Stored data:
[Start of section]
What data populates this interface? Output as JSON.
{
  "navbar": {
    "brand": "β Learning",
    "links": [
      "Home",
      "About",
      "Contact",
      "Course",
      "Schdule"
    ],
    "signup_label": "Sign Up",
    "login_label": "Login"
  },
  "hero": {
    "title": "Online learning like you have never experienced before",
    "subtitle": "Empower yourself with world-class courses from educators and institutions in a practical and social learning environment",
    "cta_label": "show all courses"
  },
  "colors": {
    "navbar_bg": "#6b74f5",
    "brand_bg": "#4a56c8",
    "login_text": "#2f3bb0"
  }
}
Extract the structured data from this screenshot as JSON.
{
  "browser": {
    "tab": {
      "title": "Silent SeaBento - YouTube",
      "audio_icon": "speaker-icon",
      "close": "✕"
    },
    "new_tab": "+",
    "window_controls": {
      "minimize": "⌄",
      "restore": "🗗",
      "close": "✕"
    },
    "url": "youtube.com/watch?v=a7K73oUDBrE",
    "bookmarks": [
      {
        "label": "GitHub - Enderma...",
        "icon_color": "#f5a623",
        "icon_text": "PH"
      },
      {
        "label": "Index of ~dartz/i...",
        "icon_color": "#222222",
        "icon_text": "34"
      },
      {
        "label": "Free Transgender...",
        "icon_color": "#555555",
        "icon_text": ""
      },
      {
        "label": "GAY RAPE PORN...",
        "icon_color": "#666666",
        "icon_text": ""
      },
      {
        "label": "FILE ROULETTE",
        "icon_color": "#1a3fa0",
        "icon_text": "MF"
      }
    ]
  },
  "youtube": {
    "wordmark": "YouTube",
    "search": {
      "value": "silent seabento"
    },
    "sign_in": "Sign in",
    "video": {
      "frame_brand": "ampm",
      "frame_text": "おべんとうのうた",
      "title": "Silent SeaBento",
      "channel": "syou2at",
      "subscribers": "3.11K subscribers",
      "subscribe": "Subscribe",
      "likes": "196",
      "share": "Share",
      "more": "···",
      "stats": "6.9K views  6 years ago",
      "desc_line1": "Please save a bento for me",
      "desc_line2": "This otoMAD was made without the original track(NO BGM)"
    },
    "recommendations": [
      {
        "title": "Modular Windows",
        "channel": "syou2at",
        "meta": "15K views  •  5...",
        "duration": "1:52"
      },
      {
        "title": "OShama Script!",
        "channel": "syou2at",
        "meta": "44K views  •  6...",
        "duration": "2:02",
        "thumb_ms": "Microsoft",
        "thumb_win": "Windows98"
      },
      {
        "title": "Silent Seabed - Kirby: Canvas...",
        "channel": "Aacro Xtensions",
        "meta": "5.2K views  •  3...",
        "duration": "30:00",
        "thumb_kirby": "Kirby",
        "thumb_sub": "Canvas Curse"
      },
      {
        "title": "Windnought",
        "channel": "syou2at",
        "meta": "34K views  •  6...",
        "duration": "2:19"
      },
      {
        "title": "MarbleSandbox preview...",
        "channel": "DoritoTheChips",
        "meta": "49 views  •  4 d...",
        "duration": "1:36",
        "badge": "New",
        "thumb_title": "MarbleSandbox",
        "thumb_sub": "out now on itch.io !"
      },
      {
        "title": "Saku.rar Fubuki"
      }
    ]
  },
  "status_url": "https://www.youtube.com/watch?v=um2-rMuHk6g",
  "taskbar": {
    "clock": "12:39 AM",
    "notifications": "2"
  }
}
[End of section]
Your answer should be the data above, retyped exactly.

What data populates this interface? Output as JSON.
{
  "navbar": {
    "brand": "β Learning",
    "links": [
      "Home",
      "About",
      "Contact",
      "Course",
      "Schdule"
    ],
    "signup_label": "Sign Up",
    "login_label": "Login"
  },
  "hero": {
    "title": "Online learning like you have never experienced before",
    "subtitle": "Empower yourself with world-class courses from educators and institutions in a practical and social learning environment",
    "cta_label": "show all courses"
  },
  "colors": {
    "navbar_bg": "#6b74f5",
    "brand_bg": "#4a56c8",
    "login_text": "#2f3bb0"
  }
}
Extract the structured data from this screenshot as JSON.
{
  "browser": {
    "tab": {
      "title": "Silent SeaBento - YouTube",
      "audio_icon": "speaker-icon",
      "close": "✕"
    },
    "new_tab": "+",
    "window_controls": {
      "minimize": "⌄",
      "restore": "🗗",
      "close": "✕"
    },
    "url": "youtube.com/watch?v=a7K73oUDBrE",
    "bookmarks": [
      {
        "label": "GitHub - Enderma...",
        "icon_color": "#f5a623",
        "icon_text": "PH"
      },
      {
        "label": "Index of ~dartz/i...",
        "icon_color": "#222222",
        "icon_text": "34"
      },
      {
        "label": "Free Transgender...",
        "icon_color": "#555555",
        "icon_text": ""
      },
      {
        "label": "GAY RAPE PORN...",
        "icon_color": "#666666",
        "icon_text": ""
      },
      {
        "label": "FILE ROULETTE",
        "icon_color": "#1a3fa0",
        "icon_text": "MF"
      }
    ]
  },
  "youtube": {
    "wordmark": "YouTube",
    "search": {
      "value": "silent seabento"
    },
    "sign_in": "Sign in",
    "video": {
      "frame_brand": "ampm",
      "frame_text": "おべんとうのうた",
      "title": "Silent SeaBento",
      "channel": "syou2at",
      "subscribers": "3.11K subscribers",
      "subscribe": "Subscribe",
      "likes": "196",
      "share": "Share",
      "more": "···",
      "stats": "6.9K views  6 years ago",
      "desc_line1": "Please save a bento for me",
      "desc_line2": "This otoMAD was made without the original track(NO BGM)"
    },
    "recommendations": [
      {
        "title": "Modular Windows",
        "channel": "syou2at",
        "meta": "15K views  •  5...",
        "duration": "1:52"
      },
      {
        "title": "OShama Script!",
        "channel": "syou2at",
        "meta": "44K views  •  6...",
        "duration": "2:02",
        "thumb_ms": "Microsoft",
        "thumb_win": "Windows98"
      },
      {
        "title": "Silent Seabed - Kirby: Canvas...",
        "channel": "Aacro Xtensions",
        "meta": "5.2K views  •  3...",
        "duration": "30:00",
        "thumb_kirby": "Kirby",
        "thumb_sub": "Canvas Curse"
      },
      {
        "title": "Windnought",
        "channel": "syou2at",
        "meta": "34K views  •  6...",
        "duration": "2:19"
      },
      {
        "title": "MarbleSandbox preview...",
        "channel": "DoritoTheChips",
        "meta": "49 views  •  4 d...",
        "duration": "1:36",
        "badge": "New",
        "thumb_title": "MarbleSandbox",
        "thumb_sub": "out now on itch.io !"
      },
      {
        "title": "Saku.rar Fubuki"
      }
    ]
  },
  "status_url": "https://www.youtube.com/watch?v=um2-rMuHk6g",
  "taskbar": {
    "clock": "12:39 AM",
    "notifications": "2"
  }
}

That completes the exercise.